There is a mix of assessments used. 50% of your degree is based on your performance in your lab-based research project and dissertation. The rest of your assessments are assignments, tutorials, and a few small multiple-choice exams. Most of these assessments are done within the first semester in order to equip you with lab skills and research methodology prior to starting in the lab. This means that in the second semester you can immerse yourself in the lab environment and focus solely on your experiments and writing.
Positives of the Course
This course has given me the opportunity to work on a research topic that I not only enjoy but is relevant to my future career and training. I was very lucky to have been allocated to a Plastic and Reconstructive Surgery Lab. This meant that I was surrounded by inspiring surgeons and researchers, all of whom imparted their words of wisdom on how to succeed in the future and have been incredibly supportive. I found that a lot of the researchers in the lab had creative streaks like myself, and we even have an illustrations group chat where we can have opportunities to contribute to papers/journals and social media using our art! The smaller course size meant that most of my peers had also been allocated their top choice project, and many of them are now doing PhDs with said labs. Furthermore, actively engaging in bioengineering research at the university has allowed me to form connections with nationally renowned academics, whom I hope to ask for advice in the future.
Whilst medical school equips us to become well-rounded students, there is a lack of time to take on basic science research and fully focus on one research topic. I have been able to learn about every aspect of tissue engineering through every discipline and now have knowledge of the production and translation of bioengineered solutions to surgical problems. I hope to take this knowledge forward in my career and hopefully, become an academic surgeon.
I am always eager to learn and have thoroughly enjoyed learning new skills and techniques. The laboratory experience allows you to be able to adapt when things go wrong and has truly made me more resilient! I have been able to participate in animal surgical courses, practice my microdissection and improve my dexterity, and ultimately improve my knowledge of basic science. I have been able to present my work and improve my public speaking skills. I also have aims of publishing this work in the future. The MSc has given me the chance to combine research experience with my personal attributes of creativity, drive, and enthusiastic personality all in one place.
Negatives of the course
Like any MSc, the course is quite demanding and requires resilience when experiments ultimately go wrong. There is a steep learning curve when learning laboratory skills. It can often feel intimidating when there are students on your course who have a basic science background. However, this has been an opportunity to learn from my peers and ultimately improve.

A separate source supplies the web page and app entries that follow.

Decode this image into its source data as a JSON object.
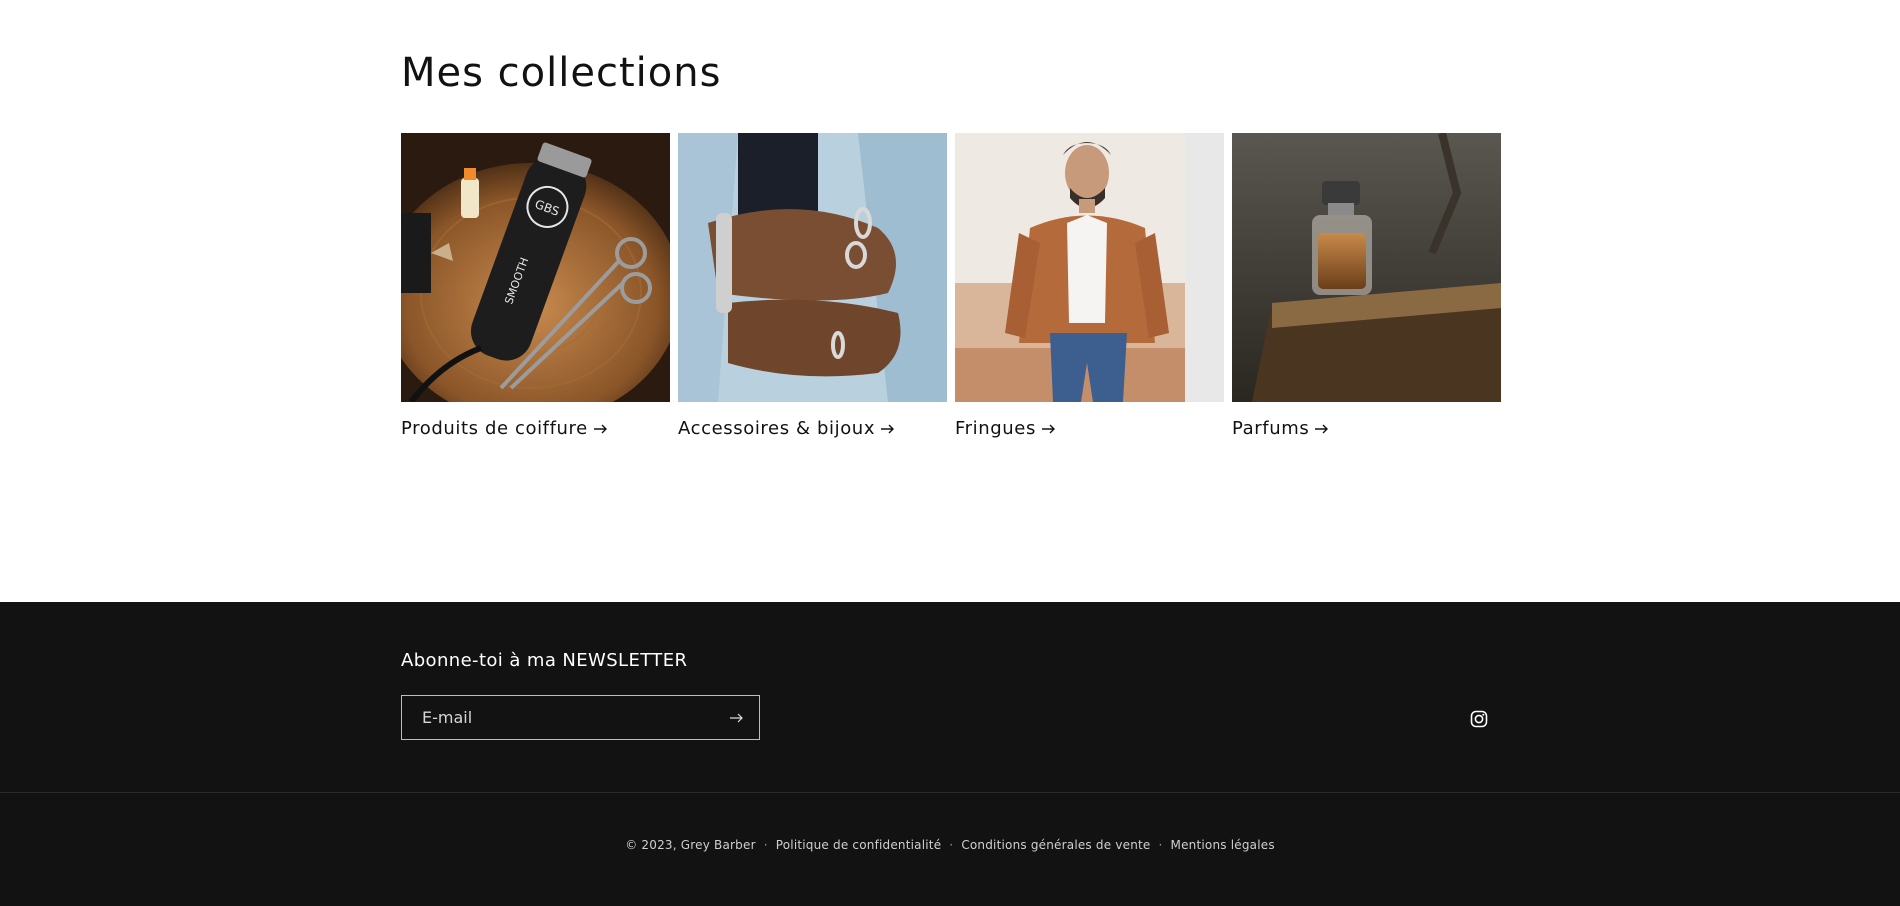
{
  "collections": {
    "title": "Mes collections",
    "items": [
      {
        "label": "Produits de coiffure",
        "icon": "arrow-right-icon"
      },
      {
        "label": "Accessoires & bijoux",
        "icon": "arrow-right-icon"
      },
      {
        "label": "Fringues",
        "icon": "arrow-right-icon"
      },
      {
        "label": "Parfums",
        "icon": "arrow-right-icon"
      }
    ]
  },
  "footer": {
    "newsletter_heading": "Abonne-toi à ma NEWSLETTER",
    "email_placeholder": "E-mail",
    "submit_icon": "arrow-right-icon",
    "social_icon": "instagram-icon",
    "copyright": "© 2023, Grey Barber",
    "separator": "·",
    "links": [
      {
        "label": "Politique de confidentialité"
      },
      {
        "label": "Conditions générales de vente"
      },
      {
        "label": "Mentions légales"
      }
    ]
  },
  "colors": {
    "text": "#121212",
    "footer_bg": "#121212",
    "footer_text": "#ffffff"
  }
}
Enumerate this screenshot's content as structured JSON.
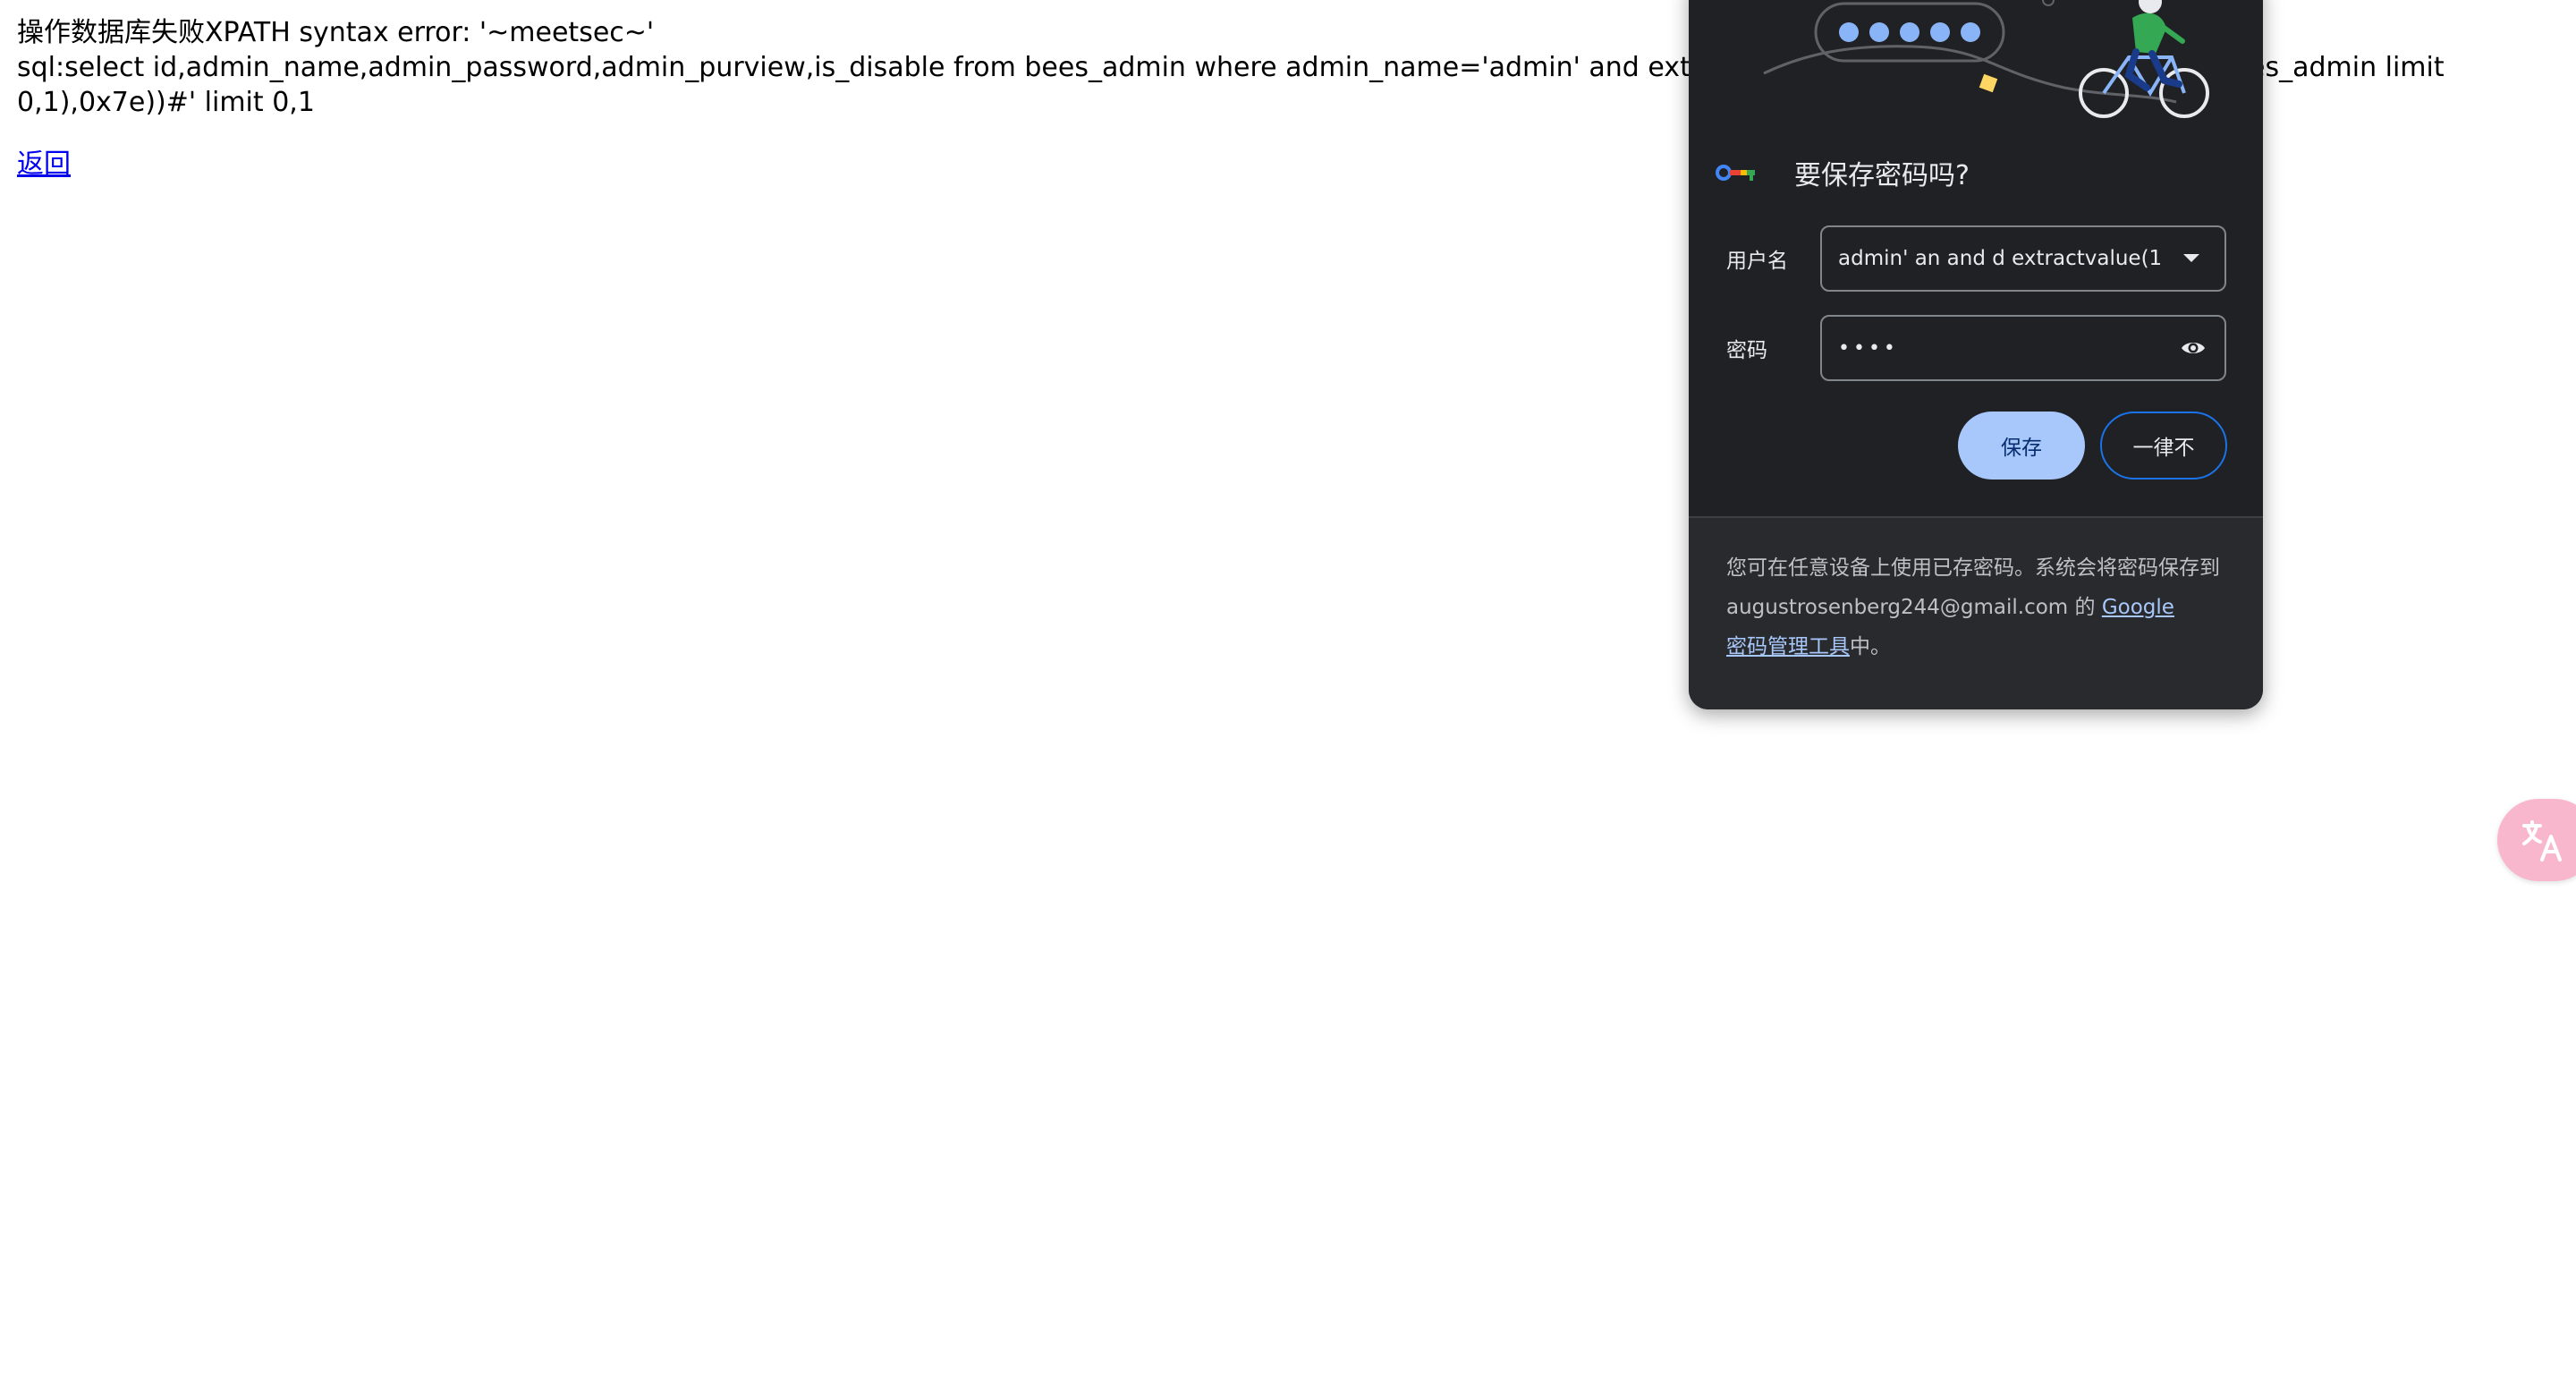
{
  "page": {
    "error_line": "操作数据库失败XPATH syntax error: '~meetsec~'",
    "sql_line": "sql:select id,admin_name,admin_password,admin_purview,is_disable from bees_admin where admin_name='admin' and extractvalu",
    "sql_tail_right": "es_admin limit",
    "sql_line_2": "0,1),0x7e))#' limit 0,1",
    "back_link": "返回"
  },
  "password_bubble": {
    "title": "要保存密码吗?",
    "username_label": "用户名",
    "username_value": "admin' an and d extractvalue(1,",
    "password_label": "密码",
    "password_dots": "••••",
    "save_button": "保存",
    "never_button": "一律不",
    "footer_text_1": "您可在任意设备上使用已存密码。系统会将密码保存到 augustrosenberg244@gmail.com 的 ",
    "footer_link_1": "Google",
    "footer_link_2": "密码管理工具",
    "footer_text_2": "中。"
  },
  "colors": {
    "bubble_bg": "#202124",
    "save_button_bg": "#a8c7fa",
    "link": "#0000ee",
    "translate_fab": "#f9b7cd"
  },
  "icons": {
    "key": "key-icon",
    "dropdown": "chevron-down-icon",
    "eye": "eye-icon",
    "translate": "translate-icon"
  }
}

The MSc in TERM is a versatile course, and you can truly mold its structure to your own goals and aspirations. You can get a first-hand experience of how bioengineering solutions transform from mechanism to mouse to medicine. I cannot recommend this course enough to anyone interested in an academic career.
If you would like to learn more about an MSc in Tissue Engineering for Regenerative Medicine, here is the course website link:
I would also be happy to answer any questions anyone has about the course on Twitter: @GeorgiaSavvides
Margareta M. Thomson, Zarifa Zakaria, Ramona Radut-Taciu, “Perceptions of Scientists and Stereotypes through the Eyes of Young School Children”, Education Research International, vol. 2019, Article ID 6324704, 13 pages, 2019. https://doi.org/10.1155/2019/6324704
Schinske, J., Cardenas, M. and Kaliangara, J., 2015. Uncovering scientist stereotypes and their relationships with student race and student success in a diverse, community college setting. CBE—Life Sciences Education, 14(3), p.ar35.